Component data from apps and pages
BEGIN

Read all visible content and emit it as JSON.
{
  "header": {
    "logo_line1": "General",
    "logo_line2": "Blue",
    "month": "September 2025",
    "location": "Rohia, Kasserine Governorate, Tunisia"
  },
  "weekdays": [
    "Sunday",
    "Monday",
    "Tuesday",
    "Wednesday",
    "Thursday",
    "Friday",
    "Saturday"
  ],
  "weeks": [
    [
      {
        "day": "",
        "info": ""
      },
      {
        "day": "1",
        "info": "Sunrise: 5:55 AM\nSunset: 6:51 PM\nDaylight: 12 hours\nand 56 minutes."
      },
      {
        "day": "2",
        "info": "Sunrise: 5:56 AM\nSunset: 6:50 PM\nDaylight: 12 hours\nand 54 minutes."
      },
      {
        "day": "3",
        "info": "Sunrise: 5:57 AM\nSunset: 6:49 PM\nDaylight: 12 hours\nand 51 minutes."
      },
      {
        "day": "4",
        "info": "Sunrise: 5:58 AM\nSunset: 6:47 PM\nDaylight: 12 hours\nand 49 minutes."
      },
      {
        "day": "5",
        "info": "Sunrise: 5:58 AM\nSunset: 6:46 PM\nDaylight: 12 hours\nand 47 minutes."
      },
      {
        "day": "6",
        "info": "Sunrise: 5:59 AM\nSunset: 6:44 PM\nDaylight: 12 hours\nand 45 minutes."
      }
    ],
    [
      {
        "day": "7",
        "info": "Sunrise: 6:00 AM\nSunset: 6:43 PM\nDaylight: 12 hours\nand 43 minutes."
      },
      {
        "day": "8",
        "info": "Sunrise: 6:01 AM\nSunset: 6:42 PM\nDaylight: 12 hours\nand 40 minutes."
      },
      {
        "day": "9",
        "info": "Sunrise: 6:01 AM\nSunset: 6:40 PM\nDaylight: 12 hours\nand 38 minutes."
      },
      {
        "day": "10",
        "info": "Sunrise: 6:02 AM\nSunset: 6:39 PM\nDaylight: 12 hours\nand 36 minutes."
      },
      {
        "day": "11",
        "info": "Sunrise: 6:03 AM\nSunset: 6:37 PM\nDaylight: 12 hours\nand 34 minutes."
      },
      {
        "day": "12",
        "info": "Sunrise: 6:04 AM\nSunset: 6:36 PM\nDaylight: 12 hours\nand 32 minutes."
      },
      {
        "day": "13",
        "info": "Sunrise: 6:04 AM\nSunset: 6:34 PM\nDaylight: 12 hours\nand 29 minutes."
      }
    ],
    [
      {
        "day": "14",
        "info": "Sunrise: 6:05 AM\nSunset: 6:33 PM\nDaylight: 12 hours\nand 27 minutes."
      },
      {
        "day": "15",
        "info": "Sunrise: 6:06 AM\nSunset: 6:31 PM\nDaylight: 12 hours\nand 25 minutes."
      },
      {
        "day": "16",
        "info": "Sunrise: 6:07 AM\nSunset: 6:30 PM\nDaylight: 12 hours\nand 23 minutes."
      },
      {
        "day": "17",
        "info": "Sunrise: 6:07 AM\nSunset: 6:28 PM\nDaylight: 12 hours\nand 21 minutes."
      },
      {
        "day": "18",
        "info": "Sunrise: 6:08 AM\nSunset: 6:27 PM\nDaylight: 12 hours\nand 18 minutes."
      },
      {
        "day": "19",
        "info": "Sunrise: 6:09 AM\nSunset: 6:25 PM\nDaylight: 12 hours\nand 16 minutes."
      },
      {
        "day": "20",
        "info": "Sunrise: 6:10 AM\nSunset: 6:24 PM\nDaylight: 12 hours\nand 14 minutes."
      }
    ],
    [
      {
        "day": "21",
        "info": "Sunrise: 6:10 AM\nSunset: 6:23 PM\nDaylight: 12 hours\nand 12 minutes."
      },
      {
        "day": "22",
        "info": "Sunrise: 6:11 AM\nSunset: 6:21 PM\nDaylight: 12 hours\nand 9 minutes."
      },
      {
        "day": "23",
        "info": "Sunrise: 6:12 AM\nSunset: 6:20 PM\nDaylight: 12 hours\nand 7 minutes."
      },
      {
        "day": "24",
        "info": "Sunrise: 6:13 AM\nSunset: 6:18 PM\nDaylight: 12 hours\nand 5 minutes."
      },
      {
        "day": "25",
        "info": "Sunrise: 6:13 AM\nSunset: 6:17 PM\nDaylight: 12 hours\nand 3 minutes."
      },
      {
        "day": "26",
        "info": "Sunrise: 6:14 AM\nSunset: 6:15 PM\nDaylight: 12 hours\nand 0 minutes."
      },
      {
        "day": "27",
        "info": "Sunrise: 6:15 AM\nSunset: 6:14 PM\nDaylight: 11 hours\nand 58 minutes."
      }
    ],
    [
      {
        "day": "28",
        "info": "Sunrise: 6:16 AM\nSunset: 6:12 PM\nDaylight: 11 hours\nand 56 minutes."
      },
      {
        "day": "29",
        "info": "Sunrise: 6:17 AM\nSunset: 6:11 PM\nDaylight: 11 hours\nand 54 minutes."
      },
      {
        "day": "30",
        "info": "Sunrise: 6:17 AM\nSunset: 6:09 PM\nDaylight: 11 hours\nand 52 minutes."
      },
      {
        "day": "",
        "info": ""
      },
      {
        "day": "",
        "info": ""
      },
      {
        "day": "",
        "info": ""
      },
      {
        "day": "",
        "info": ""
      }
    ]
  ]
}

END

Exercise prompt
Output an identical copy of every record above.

Task response
Read all visible content and emit it as JSON.
{
  "header": {
    "logo_line1": "General",
    "logo_line2": "Blue",
    "month": "September 2025",
    "location": "Rohia, Kasserine Governorate, Tunisia"
  },
  "weekdays": [
    "Sunday",
    "Monday",
    "Tuesday",
    "Wednesday",
    "Thursday",
    "Friday",
    "Saturday"
  ],
  "weeks": [
    [
      {
        "day": "",
        "info": ""
      },
      {
        "day": "1",
        "info": "Sunrise: 5:55 AM\nSunset: 6:51 PM\nDaylight: 12 hours\nand 56 minutes."
      },
      {
        "day": "2",
        "info": "Sunrise: 5:56 AM\nSunset: 6:50 PM\nDaylight: 12 hours\nand 54 minutes."
      },
      {
        "day": "3",
        "info": "Sunrise: 5:57 AM\nSunset: 6:49 PM\nDaylight: 12 hours\nand 51 minutes."
      },
      {
        "day": "4",
        "info": "Sunrise: 5:58 AM\nSunset: 6:47 PM\nDaylight: 12 hours\nand 49 minutes."
      },
      {
        "day": "5",
        "info": "Sunrise: 5:58 AM\nSunset: 6:46 PM\nDaylight: 12 hours\nand 47 minutes."
      },
      {
        "day": "6",
        "info": "Sunrise: 5:59 AM\nSunset: 6:44 PM\nDaylight: 12 hours\nand 45 minutes."
      }
    ],
    [
      {
        "day": "7",
        "info": "Sunrise: 6:00 AM\nSunset: 6:43 PM\nDaylight: 12 hours\nand 43 minutes."
      },
      {
        "day": "8",
        "info": "Sunrise: 6:01 AM\nSunset: 6:42 PM\nDaylight: 12 hours\nand 40 minutes."
      },
      {
        "day": "9",
        "info": "Sunrise: 6:01 AM\nSunset: 6:40 PM\nDaylight: 12 hours\nand 38 minutes."
      },
      {
        "day": "10",
        "info": "Sunrise: 6:02 AM\nSunset: 6:39 PM\nDaylight: 12 hours\nand 36 minutes."
      },
      {
        "day": "11",
        "info": "Sunrise: 6:03 AM\nSunset: 6:37 PM\nDaylight: 12 hours\nand 34 minutes."
      },
      {
        "day": "12",
        "info": "Sunrise: 6:04 AM\nSunset: 6:36 PM\nDaylight: 12 hours\nand 32 minutes."
      },
      {
        "day": "13",
        "info": "Sunrise: 6:04 AM\nSunset: 6:34 PM\nDaylight: 12 hours\nand 29 minutes."
      }
    ],
    [
      {
        "day": "14",
        "info": "Sunrise: 6:05 AM\nSunset: 6:33 PM\nDaylight: 12 hours\nand 27 minutes."
      },
      {
        "day": "15",
        "info": "Sunrise: 6:06 AM\nSunset: 6:31 PM\nDaylight: 12 hours\nand 25 minutes."
      },
      {
        "day": "16",
        "info": "Sunrise: 6:07 AM\nSunset: 6:30 PM\nDaylight: 12 hours\nand 23 minutes."
      },
      {
        "day": "17",
        "info": "Sunrise: 6:07 AM\nSunset: 6:28 PM\nDaylight: 12 hours\nand 21 minutes."
      },
      {
        "day": "18",
        "info": "Sunrise: 6:08 AM\nSunset: 6:27 PM\nDaylight: 12 hours\nand 18 minutes."
      },
      {
        "day": "19",
        "info": "Sunrise: 6:09 AM\nSunset: 6:25 PM\nDaylight: 12 hours\nand 16 minutes."
      },
      {
        "day": "20",
        "info": "Sunrise: 6:10 AM\nSunset: 6:24 PM\nDaylight: 12 hours\nand 14 minutes."
      }
    ],
    [
      {
        "day": "21",
        "info": "Sunrise: 6:10 AM\nSunset: 6:23 PM\nDaylight: 12 hours\nand 12 minutes."
      },
      {
        "day": "22",
        "info": "Sunrise: 6:11 AM\nSunset: 6:21 PM\nDaylight: 12 hours\nand 9 minutes."
      },
      {
        "day": "23",
        "info": "Sunrise: 6:12 AM\nSunset: 6:20 PM\nDaylight: 12 hours\nand 7 minutes."
      },
      {
        "day": "24",
        "info": "Sunrise: 6:13 AM\nSunset: 6:18 PM\nDaylight: 12 hours\nand 5 minutes."
      },
      {
        "day": "25",
        "info": "Sunrise: 6:13 AM\nSunset: 6:17 PM\nDaylight: 12 hours\nand 3 minutes."
      },
      {
        "day": "26",
        "info": "Sunrise: 6:14 AM\nSunset: 6:15 PM\nDaylight: 12 hours\nand 0 minutes."
      },
      {
        "day": "27",
        "info": "Sunrise: 6:15 AM\nSunset: 6:14 PM\nDaylight: 11 hours\nand 58 minutes."
      }
    ],
    [
      {
        "day": "28",
        "info": "Sunrise: 6:16 AM\nSunset: 6:12 PM\nDaylight: 11 hours\nand 56 minutes."
      },
      {
        "day": "29",
        "info": "Sunrise: 6:17 AM\nSunset: 6:11 PM\nDaylight: 11 hours\nand 54 minutes."
      },
      {
        "day": "30",
        "info": "Sunrise: 6:17 AM\nSunset: 6:09 PM\nDaylight: 11 hours\nand 52 minutes."
      },
      {
        "day": "",
        "info": ""
      },
      {
        "day": "",
        "info": ""
      },
      {
        "day": "",
        "info": ""
      },
      {
        "day": "",
        "info": ""
      }
    ]
  ]
}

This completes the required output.